(App and web page records)

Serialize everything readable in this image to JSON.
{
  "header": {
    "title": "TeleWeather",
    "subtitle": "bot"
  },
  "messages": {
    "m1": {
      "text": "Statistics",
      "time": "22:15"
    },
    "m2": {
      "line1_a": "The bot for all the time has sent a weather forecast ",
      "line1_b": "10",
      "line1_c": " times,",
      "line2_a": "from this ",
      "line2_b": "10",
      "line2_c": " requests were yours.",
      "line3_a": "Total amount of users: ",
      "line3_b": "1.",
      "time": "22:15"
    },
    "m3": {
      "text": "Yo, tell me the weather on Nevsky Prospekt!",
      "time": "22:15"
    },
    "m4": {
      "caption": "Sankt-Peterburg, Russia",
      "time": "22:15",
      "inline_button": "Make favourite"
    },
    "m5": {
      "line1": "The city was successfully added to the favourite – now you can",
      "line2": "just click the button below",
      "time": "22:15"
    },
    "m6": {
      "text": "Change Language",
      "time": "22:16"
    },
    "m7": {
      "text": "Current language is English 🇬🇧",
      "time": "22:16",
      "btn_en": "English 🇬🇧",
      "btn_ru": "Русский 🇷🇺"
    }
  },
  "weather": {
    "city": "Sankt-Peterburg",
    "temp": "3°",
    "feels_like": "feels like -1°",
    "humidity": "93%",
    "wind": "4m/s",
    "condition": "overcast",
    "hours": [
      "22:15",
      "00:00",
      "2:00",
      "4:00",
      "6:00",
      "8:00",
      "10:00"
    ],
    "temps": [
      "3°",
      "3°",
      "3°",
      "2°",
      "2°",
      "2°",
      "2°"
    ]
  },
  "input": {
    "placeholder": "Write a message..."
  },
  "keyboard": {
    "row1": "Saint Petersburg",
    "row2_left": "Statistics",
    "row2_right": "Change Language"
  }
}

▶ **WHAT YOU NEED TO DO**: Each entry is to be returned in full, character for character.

▶ **FINAL ANSWER**:
Serialize everything readable in this image to JSON.
{
  "header": {
    "title": "TeleWeather",
    "subtitle": "bot"
  },
  "messages": {
    "m1": {
      "text": "Statistics",
      "time": "22:15"
    },
    "m2": {
      "line1_a": "The bot for all the time has sent a weather forecast ",
      "line1_b": "10",
      "line1_c": " times,",
      "line2_a": "from this ",
      "line2_b": "10",
      "line2_c": " requests were yours.",
      "line3_a": "Total amount of users: ",
      "line3_b": "1.",
      "time": "22:15"
    },
    "m3": {
      "text": "Yo, tell me the weather on Nevsky Prospekt!",
      "time": "22:15"
    },
    "m4": {
      "caption": "Sankt-Peterburg, Russia",
      "time": "22:15",
      "inline_button": "Make favourite"
    },
    "m5": {
      "line1": "The city was successfully added to the favourite – now you can",
      "line2": "just click the button below",
      "time": "22:15"
    },
    "m6": {
      "text": "Change Language",
      "time": "22:16"
    },
    "m7": {
      "text": "Current language is English 🇬🇧",
      "time": "22:16",
      "btn_en": "English 🇬🇧",
      "btn_ru": "Русский 🇷🇺"
    }
  },
  "weather": {
    "city": "Sankt-Peterburg",
    "temp": "3°",
    "feels_like": "feels like -1°",
    "humidity": "93%",
    "wind": "4m/s",
    "condition": "overcast",
    "hours": [
      "22:15",
      "00:00",
      "2:00",
      "4:00",
      "6:00",
      "8:00",
      "10:00"
    ],
    "temps": [
      "3°",
      "3°",
      "3°",
      "2°",
      "2°",
      "2°",
      "2°"
    ]
  },
  "input": {
    "placeholder": "Write a message..."
  },
  "keyboard": {
    "row1": "Saint Petersburg",
    "row2_left": "Statistics",
    "row2_right": "Change Language"
  }
}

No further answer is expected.